Giannis Antetokounmpo sustained a minor knee injury and missed a few games in March, resulting in a rare three-game skid prior to the suspension of the season. Throw in a double-digit loss against the Heat, and the Bucks dropped four of five after a blistering 52-8 start to the season. Giannis and the Bucks needed to regroup and the time off could prove critical for preventing that minor injury to the presumptive MVP from becoming a potentially bigger problem.
MORE: Giannis dominates good teams like nobody else in recent history
Even in the midst of an age-defying season, which even picked up some MVP buzz well into March, LeBron James is still a 35-year-old forward in his 17th season. As difficult as it may be to ramp back up, there's a world in which three months off gives James the juice he needs to take his game to another level. A well rested LeBron spells trouble and potentially doom for anyone else looking to take the throne.
The Clippers were starting to look like the juggernaut many thought we'd see from the beginning of the season. And yet nagging injury concerns still lingered for both Kawhi Leonard and Paul George, concerns that should be significantly assuaged or even eliminated entirely with the added benefit of a months-long hiatus. As Doc Rivers told the media back in April, both of them have been working hard during the break in action and the Clippers expect each of them to be in peak form if and when the season resumes.
The road to the title certainly features more speed bumps, hitchhikers, unmarked exits, potholes and all sorts of other unforeseen obstacles.

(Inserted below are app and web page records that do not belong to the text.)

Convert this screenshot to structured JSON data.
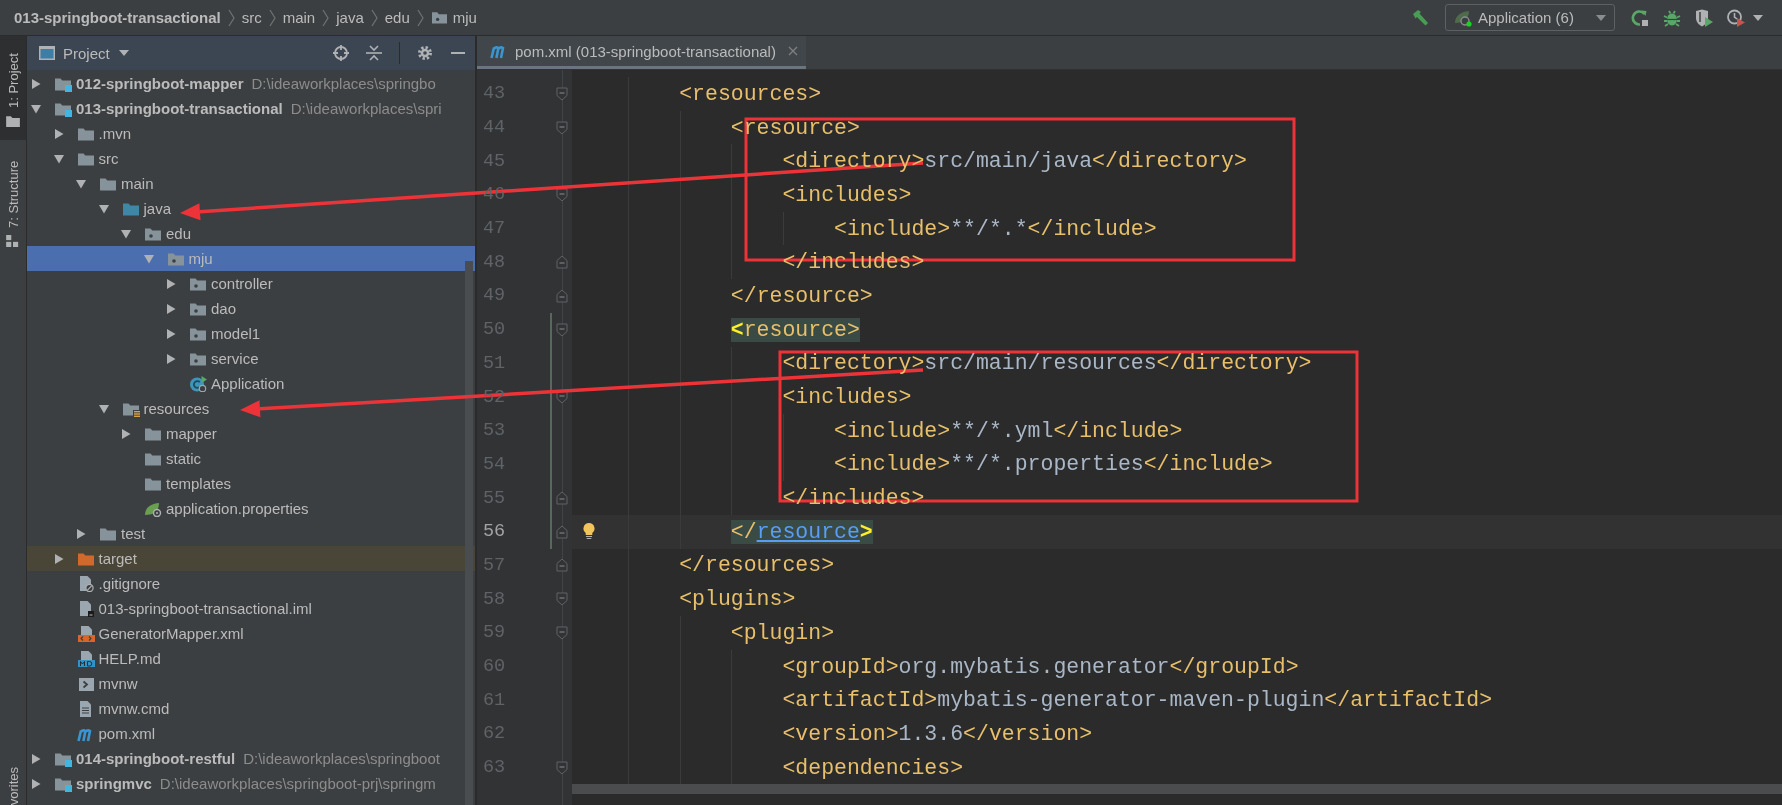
{
  "breadcrumbs": [
    {
      "label": "013-springboot-transactional",
      "kind": "module"
    },
    {
      "label": "src",
      "kind": "dir"
    },
    {
      "label": "main",
      "kind": "dir"
    },
    {
      "label": "java",
      "kind": "dir"
    },
    {
      "label": "edu",
      "kind": "dir"
    },
    {
      "label": "mju",
      "kind": "package"
    }
  ],
  "run_config": {
    "label": "Application (6)"
  },
  "tool_strip": [
    {
      "label": "1: Project",
      "kind": "project",
      "selected": true
    },
    {
      "label": "7: Structure",
      "kind": "structure",
      "selected": false
    },
    {
      "label": "vorites",
      "kind": "favorites",
      "selected": false
    }
  ],
  "project_panel": {
    "title": "Project",
    "tree": [
      {
        "label": "012-springboot-mapper",
        "path": "D:\\ideaworkplaces\\springbo",
        "kind": "module",
        "expanded": false,
        "selected": false
      },
      {
        "label": "013-springboot-transactional",
        "path": "D:\\ideaworkplaces\\spri",
        "kind": "module",
        "expanded": true,
        "selected": false,
        "children": [
          {
            "label": ".mvn",
            "kind": "folder",
            "expanded": false,
            "selected": false
          },
          {
            "label": "src",
            "kind": "folder",
            "expanded": true,
            "selected": false,
            "children": [
              {
                "label": "main",
                "kind": "folder",
                "expanded": true,
                "selected": false,
                "children": [
                  {
                    "label": "java",
                    "kind": "source-folder",
                    "expanded": true,
                    "selected": false,
                    "children": [
                      {
                        "label": "edu",
                        "kind": "package",
                        "expanded": true,
                        "selected": false,
                        "children": [
                          {
                            "label": "mju",
                            "kind": "package",
                            "expanded": true,
                            "selected": true,
                            "children": [
                              {
                                "label": "controller",
                                "kind": "package",
                                "expanded": false,
                                "selected": false
                              },
                              {
                                "label": "dao",
                                "kind": "package",
                                "expanded": false,
                                "selected": false
                              },
                              {
                                "label": "model1",
                                "kind": "package",
                                "expanded": false,
                                "selected": false
                              },
                              {
                                "label": "service",
                                "kind": "package",
                                "expanded": false,
                                "selected": false
                              },
                              {
                                "label": "Application",
                                "kind": "app-class",
                                "selected": false
                              }
                            ]
                          }
                        ]
                      }
                    ]
                  },
                  {
                    "label": "resources",
                    "kind": "resources-folder",
                    "expanded": true,
                    "selected": false,
                    "children": [
                      {
                        "label": "mapper",
                        "kind": "folder",
                        "expanded": false,
                        "selected": false
                      },
                      {
                        "label": "static",
                        "kind": "folder",
                        "selected": false
                      },
                      {
                        "label": "templates",
                        "kind": "folder",
                        "selected": false
                      },
                      {
                        "label": "application.properties",
                        "kind": "config-file",
                        "selected": false
                      }
                    ]
                  }
                ]
              },
              {
                "label": "test",
                "kind": "folder",
                "expanded": false,
                "selected": false
              }
            ]
          },
          {
            "label": "target",
            "kind": "excluded-folder",
            "expanded": false,
            "selected": false
          },
          {
            "label": ".gitignore",
            "kind": "ignore-file",
            "selected": false
          },
          {
            "label": "013-springboot-transactional.iml",
            "kind": "module-file",
            "selected": false
          },
          {
            "label": "GeneratorMapper.xml",
            "kind": "xml-file",
            "selected": false
          },
          {
            "label": "HELP.md",
            "kind": "markdown-file",
            "selected": false
          },
          {
            "label": "mvnw",
            "kind": "script-file",
            "selected": false
          },
          {
            "label": "mvnw.cmd",
            "kind": "text-file",
            "selected": false
          },
          {
            "label": "pom.xml",
            "kind": "maven-file",
            "selected": false
          }
        ]
      },
      {
        "label": "014-springboot-restful",
        "path": "D:\\ideaworkplaces\\springboot",
        "kind": "module",
        "expanded": false,
        "selected": false
      },
      {
        "label": "springmvc",
        "path": "D:\\ideaworkplaces\\springboot-prj\\springm",
        "kind": "module",
        "expanded": false,
        "selected": false
      }
    ]
  },
  "editor": {
    "tabs": [
      {
        "label": "pom.xml (013-springboot-transactional)",
        "selected": true
      }
    ],
    "lines": [
      {
        "number": "43",
        "text": "        <resources>",
        "kind": "opening",
        "current": false,
        "matched": false,
        "link": false,
        "changed": false,
        "bulb": false
      },
      {
        "number": "44",
        "text": "            <resource>",
        "kind": "opening",
        "current": false,
        "matched": false,
        "link": false,
        "changed": false,
        "bulb": false
      },
      {
        "number": "45",
        "text": "                <directory>src/main/java</directory>",
        "kind": "plain",
        "current": false,
        "matched": false,
        "link": false,
        "changed": false,
        "bulb": false
      },
      {
        "number": "46",
        "text": "                <includes>",
        "kind": "opening",
        "current": false,
        "matched": false,
        "link": false,
        "changed": false,
        "bulb": false
      },
      {
        "number": "47",
        "text": "                    <include>**/*.*</include>",
        "kind": "plain",
        "current": false,
        "matched": false,
        "link": false,
        "changed": false,
        "bulb": false
      },
      {
        "number": "48",
        "text": "                </includes>",
        "kind": "closing",
        "current": false,
        "matched": false,
        "link": false,
        "changed": false,
        "bulb": false
      },
      {
        "number": "49",
        "text": "            </resource>",
        "kind": "closing",
        "current": false,
        "matched": false,
        "link": false,
        "changed": false,
        "bulb": false
      },
      {
        "number": "50",
        "text": "            <resource>",
        "kind": "opening",
        "current": false,
        "matched": true,
        "link": false,
        "changed": true,
        "bulb": false
      },
      {
        "number": "51",
        "text": "                <directory>src/main/resources</directory>",
        "kind": "plain",
        "current": false,
        "matched": false,
        "link": false,
        "changed": true,
        "bulb": false
      },
      {
        "number": "52",
        "text": "                <includes>",
        "kind": "opening",
        "current": false,
        "matched": false,
        "link": false,
        "changed": true,
        "bulb": false
      },
      {
        "number": "53",
        "text": "                    <include>**/*.yml</include>",
        "kind": "plain",
        "current": false,
        "matched": false,
        "link": false,
        "changed": true,
        "bulb": false
      },
      {
        "number": "54",
        "text": "                    <include>**/*.properties</include>",
        "kind": "plain",
        "current": false,
        "matched": false,
        "link": false,
        "changed": true,
        "bulb": false
      },
      {
        "number": "55",
        "text": "                </includes>",
        "kind": "closing",
        "current": false,
        "matched": false,
        "link": false,
        "changed": true,
        "bulb": false
      },
      {
        "number": "56",
        "text": "            </resource>",
        "kind": "closing",
        "current": true,
        "matched": true,
        "link": true,
        "changed": true,
        "bulb": true
      },
      {
        "number": "57",
        "text": "        </resources>",
        "kind": "closing",
        "current": false,
        "matched": false,
        "link": false,
        "changed": false,
        "bulb": false
      },
      {
        "number": "58",
        "text": "        <plugins>",
        "kind": "opening",
        "current": false,
        "matched": false,
        "link": false,
        "changed": false,
        "bulb": false
      },
      {
        "number": "59",
        "text": "            <plugin>",
        "kind": "opening",
        "current": false,
        "matched": false,
        "link": false,
        "changed": false,
        "bulb": false
      },
      {
        "number": "60",
        "text": "                <groupId>org.mybatis.generator</groupId>",
        "kind": "plain",
        "current": false,
        "matched": false,
        "link": false,
        "changed": false,
        "bulb": false
      },
      {
        "number": "61",
        "text": "                <artifactId>mybatis-generator-maven-plugin</artifactId>",
        "kind": "plain",
        "current": false,
        "matched": false,
        "link": false,
        "changed": false,
        "bulb": false
      },
      {
        "number": "62",
        "text": "                <version>1.3.6</version>",
        "kind": "plain",
        "current": false,
        "matched": false,
        "link": false,
        "changed": false,
        "bulb": false
      },
      {
        "number": "63",
        "text": "                <dependencies>",
        "kind": "opening",
        "current": false,
        "matched": false,
        "link": false,
        "changed": false,
        "bulb": false
      }
    ]
  }
}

And even though more teams are now in the mix, the road still goes through the original Big 3.
Add it all up and it makes for a potentially combustible yet undeniably fascinating next few months.
"NBA playoffs 2020, party of 16, please report to the host station, your table is almost ready."
The views expressed here do not represent those of the NBA or its clubs.